… the top of the world has been reached.
JAMES MATES, ITV News Correspondent:
Half a century ago, it was the ultimate challenge, to go higher than any man before, to climb Everest, where seven previous expeditions had failed.
Sir Edmund Hillary and Sherpa Tenzing Norgay were the Neil Armstrong and Buzz Aldrin of their day, men who had dared to take on and then to conquer Earth's final frontier.
A modest, quietly spoken New Zealander, Hillary's fitness and ability had made him the choice of the British-led expedition to make the final ascent with Tenzing.
They wouldn't talk about who first stepped on the summit. The historic photo is of Tenzing by Hillary. Many years later, though, Tenzing did reveal it had been Hillary just a few paces ahead.

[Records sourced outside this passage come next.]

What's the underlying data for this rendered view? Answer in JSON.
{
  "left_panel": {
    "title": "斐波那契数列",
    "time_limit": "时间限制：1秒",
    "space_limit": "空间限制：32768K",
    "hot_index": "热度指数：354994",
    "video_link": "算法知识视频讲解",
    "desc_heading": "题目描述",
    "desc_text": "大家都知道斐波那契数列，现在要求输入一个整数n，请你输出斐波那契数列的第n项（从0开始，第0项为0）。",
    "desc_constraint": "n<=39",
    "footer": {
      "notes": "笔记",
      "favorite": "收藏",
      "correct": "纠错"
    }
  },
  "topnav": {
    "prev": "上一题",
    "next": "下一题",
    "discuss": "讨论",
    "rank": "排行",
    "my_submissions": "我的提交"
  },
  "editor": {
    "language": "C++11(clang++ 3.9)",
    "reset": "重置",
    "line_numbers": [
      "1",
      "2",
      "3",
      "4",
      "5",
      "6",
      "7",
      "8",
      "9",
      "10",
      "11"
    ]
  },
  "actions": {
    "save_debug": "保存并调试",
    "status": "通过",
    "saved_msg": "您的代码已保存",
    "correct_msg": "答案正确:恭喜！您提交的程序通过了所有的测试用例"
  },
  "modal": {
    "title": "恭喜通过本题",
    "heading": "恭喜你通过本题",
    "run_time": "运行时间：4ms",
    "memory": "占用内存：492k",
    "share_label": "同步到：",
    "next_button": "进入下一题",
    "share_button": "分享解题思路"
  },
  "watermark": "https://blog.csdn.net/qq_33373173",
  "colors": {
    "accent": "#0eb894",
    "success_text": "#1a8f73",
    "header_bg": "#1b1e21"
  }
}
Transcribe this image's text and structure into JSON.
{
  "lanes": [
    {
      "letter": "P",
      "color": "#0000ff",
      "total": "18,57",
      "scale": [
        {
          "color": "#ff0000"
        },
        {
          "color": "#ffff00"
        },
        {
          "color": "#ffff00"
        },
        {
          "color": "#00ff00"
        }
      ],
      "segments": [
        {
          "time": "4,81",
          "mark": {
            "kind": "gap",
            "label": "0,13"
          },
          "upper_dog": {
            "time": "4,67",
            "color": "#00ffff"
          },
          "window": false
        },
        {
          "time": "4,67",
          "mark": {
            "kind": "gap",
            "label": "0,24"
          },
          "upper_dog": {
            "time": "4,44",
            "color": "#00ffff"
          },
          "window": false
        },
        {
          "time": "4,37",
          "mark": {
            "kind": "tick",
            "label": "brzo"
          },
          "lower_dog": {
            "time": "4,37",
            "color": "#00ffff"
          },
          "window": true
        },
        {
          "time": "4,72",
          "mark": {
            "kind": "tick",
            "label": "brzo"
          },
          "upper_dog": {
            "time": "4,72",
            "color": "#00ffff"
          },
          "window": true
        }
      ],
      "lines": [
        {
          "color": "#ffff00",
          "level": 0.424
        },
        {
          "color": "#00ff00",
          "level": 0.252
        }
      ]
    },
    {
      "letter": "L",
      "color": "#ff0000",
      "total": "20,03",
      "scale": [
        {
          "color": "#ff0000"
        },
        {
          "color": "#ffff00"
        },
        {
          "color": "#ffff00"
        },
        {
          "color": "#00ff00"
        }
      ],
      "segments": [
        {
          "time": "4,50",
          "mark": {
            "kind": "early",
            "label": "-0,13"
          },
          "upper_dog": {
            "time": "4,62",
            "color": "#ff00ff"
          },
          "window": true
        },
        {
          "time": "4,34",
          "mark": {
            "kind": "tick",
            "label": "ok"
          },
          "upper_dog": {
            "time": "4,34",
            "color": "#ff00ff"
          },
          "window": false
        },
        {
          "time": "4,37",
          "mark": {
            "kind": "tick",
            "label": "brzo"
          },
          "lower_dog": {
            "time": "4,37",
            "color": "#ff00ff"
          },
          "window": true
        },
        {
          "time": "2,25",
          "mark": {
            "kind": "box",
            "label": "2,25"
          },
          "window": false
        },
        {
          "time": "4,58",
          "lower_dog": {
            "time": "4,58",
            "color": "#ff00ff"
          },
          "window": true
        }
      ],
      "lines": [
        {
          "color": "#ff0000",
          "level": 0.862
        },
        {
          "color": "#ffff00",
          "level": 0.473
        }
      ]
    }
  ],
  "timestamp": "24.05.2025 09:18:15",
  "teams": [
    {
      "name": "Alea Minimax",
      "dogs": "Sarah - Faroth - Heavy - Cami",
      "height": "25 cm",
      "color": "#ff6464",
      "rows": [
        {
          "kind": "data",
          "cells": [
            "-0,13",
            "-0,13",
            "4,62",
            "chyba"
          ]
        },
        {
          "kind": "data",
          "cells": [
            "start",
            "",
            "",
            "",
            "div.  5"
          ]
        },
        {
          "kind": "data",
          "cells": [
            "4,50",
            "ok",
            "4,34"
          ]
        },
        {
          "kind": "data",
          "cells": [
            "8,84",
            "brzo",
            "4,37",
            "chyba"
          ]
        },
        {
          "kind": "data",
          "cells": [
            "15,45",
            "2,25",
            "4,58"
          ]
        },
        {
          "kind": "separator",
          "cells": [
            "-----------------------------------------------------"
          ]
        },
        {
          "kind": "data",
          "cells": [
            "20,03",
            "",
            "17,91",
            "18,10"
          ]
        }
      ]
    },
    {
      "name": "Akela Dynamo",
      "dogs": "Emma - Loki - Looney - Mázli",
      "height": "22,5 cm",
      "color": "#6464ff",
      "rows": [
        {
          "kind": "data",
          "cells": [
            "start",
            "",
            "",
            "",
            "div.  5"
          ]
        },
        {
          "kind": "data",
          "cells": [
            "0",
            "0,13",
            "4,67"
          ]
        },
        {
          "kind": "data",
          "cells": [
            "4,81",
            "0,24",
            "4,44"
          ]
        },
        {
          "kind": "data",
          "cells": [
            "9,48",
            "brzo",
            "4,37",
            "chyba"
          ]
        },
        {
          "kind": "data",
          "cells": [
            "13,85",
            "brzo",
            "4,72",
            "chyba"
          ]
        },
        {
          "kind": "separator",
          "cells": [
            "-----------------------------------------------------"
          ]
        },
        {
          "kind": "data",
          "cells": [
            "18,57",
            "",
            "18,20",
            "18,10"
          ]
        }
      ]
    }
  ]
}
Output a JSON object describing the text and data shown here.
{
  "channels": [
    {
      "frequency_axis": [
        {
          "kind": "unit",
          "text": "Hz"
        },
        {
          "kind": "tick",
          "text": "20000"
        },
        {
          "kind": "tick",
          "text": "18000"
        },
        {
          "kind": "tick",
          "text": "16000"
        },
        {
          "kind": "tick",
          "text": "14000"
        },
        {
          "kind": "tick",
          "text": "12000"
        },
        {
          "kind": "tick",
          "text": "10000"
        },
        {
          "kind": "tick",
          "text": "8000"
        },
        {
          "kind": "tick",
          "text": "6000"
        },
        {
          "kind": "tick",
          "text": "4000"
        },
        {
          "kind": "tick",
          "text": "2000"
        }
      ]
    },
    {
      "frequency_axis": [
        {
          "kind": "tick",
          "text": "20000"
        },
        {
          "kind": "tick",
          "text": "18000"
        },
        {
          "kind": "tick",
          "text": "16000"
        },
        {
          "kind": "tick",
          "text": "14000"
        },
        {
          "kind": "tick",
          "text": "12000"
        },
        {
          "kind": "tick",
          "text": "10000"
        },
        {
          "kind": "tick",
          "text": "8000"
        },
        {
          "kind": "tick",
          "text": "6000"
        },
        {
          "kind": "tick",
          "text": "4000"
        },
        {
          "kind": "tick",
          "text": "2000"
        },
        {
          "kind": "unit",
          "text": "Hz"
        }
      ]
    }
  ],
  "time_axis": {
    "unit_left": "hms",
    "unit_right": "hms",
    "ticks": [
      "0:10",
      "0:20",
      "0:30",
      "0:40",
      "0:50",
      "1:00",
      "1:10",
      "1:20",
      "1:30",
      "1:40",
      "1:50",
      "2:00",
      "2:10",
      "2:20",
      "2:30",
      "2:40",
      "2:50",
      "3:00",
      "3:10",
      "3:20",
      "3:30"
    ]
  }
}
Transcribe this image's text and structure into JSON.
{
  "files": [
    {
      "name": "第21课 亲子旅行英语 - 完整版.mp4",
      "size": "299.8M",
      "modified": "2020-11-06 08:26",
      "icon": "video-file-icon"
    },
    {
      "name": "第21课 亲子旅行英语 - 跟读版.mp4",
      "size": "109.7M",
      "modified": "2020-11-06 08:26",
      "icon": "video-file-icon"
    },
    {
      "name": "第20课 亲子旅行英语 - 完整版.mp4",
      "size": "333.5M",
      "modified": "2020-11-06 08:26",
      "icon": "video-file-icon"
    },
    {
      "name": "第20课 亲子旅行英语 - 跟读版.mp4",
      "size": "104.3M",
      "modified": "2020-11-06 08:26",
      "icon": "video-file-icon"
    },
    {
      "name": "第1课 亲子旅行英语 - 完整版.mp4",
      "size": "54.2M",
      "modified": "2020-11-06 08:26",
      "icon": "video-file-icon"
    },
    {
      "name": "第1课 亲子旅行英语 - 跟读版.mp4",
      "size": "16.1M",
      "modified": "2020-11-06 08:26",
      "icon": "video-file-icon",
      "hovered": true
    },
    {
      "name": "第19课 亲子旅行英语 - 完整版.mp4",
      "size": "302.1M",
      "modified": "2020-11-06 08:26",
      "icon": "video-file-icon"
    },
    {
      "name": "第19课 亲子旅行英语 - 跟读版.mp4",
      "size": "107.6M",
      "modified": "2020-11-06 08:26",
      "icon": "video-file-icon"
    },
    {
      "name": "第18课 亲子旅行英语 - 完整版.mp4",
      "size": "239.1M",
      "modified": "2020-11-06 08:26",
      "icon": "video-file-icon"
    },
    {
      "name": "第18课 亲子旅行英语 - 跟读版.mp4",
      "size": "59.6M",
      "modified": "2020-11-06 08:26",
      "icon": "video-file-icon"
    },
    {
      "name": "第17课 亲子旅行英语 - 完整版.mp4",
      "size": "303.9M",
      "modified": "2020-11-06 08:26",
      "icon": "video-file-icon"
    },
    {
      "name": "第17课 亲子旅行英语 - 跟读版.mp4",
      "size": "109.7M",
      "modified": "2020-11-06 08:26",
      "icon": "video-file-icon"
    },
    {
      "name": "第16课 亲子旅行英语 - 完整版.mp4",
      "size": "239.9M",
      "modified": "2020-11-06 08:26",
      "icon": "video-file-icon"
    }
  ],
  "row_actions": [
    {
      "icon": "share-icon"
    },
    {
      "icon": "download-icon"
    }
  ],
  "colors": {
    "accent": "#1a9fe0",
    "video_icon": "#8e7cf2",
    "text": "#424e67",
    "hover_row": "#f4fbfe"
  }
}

SIR EDMUND HILLARY, First Man to Reach Summit of Mount Everest: Tenzing and I always agreed we had done it once, we had done it first. And we had proved that it was possible to do it, because all the physiologists had warned us that it might not be possible, that we might reach the summit, even with oxygen, and collapse and die.
With radios out of action, the expedition leader, John Hunt, only found out when the two men returned to camp.
GEORGE BAND, Member of Everest Expedition: Of course, we classic Brits would want to shake hands and pat each other on the back, but that wasn't enough for John Hunt and for Ed.
John Hunt, who had borne the brunt of the leadership of this whole thing, they just found themselves in each other's arms. Hunt said it was like being hugged by a great bear.
Sir Edmund used his global celebrity for the people of Nepal, building clinics and no fewer than 17 schools. It was there that he was visited by tragedy, losing his wife and daughter in a plane crash.
And Everest was not the end of his adventuring. He was to lead expeditions to the Antarctic and the Yangtze River. But from that day in 1953, his name would be synonymous with one thing only.